Gavin Penn, an artist based in Northumberland, enjoys the challenge of painting people and capturing the emotions the face and body can provide. Gavin painted "on Point" (left, £900) and the below dancers. He drew inspiration from his girlfriend who at the time was a dancer. "I didn’t really know anything about dancing and the performances so went along to watch …and thought “wow” everything is here for painting, lighting, drama, atmosphere, costumes, beautiful people everything needed to produce great paintings."
Gavin create a whole series of paintings working with various dance companies such as Ballet Central, Mathew Borne and Northern Ballet Theatre. He enjoys the challenge of painting people and capturing the emotions that the face and body can provide. He explains, “In painting faces the smallest brush stroke can change the expression. My paintings engage the viewer to create the story of the painting, “What’s that person thinking?” and allow the viewer to have their own interpretation into the image on the canvas.”
This sculptor below named “Dahlia Cuore” was created by London based artist, Helen Brough, whose Heart of the Dahlia is 200 cm x 200 cm x 200 cm. Made from 10 layers of ¼ inch PERSPEX that has been laser cut. Helen studied at the Chelsea School of Art and is celebrated for her innovative use of materials and technique combinations.

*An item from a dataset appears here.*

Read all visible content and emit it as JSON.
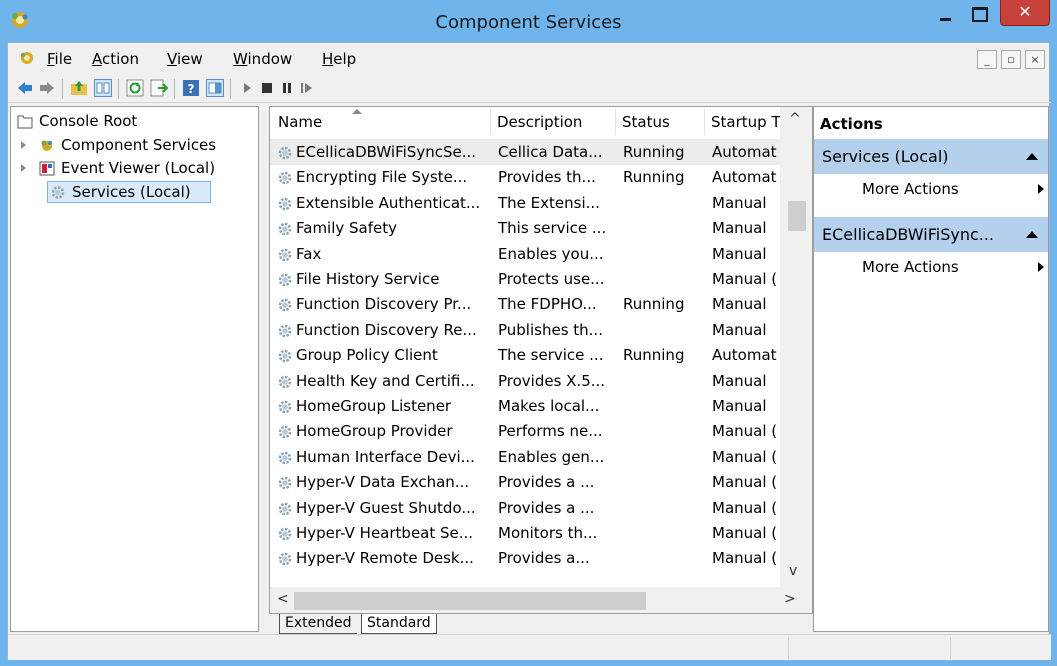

The piece is suspended from woven aluminum and was partly commissioned by British Land for the Primrose Atrium at Broadgate. The sculpture is priced at £10,000 plus shipping and installation.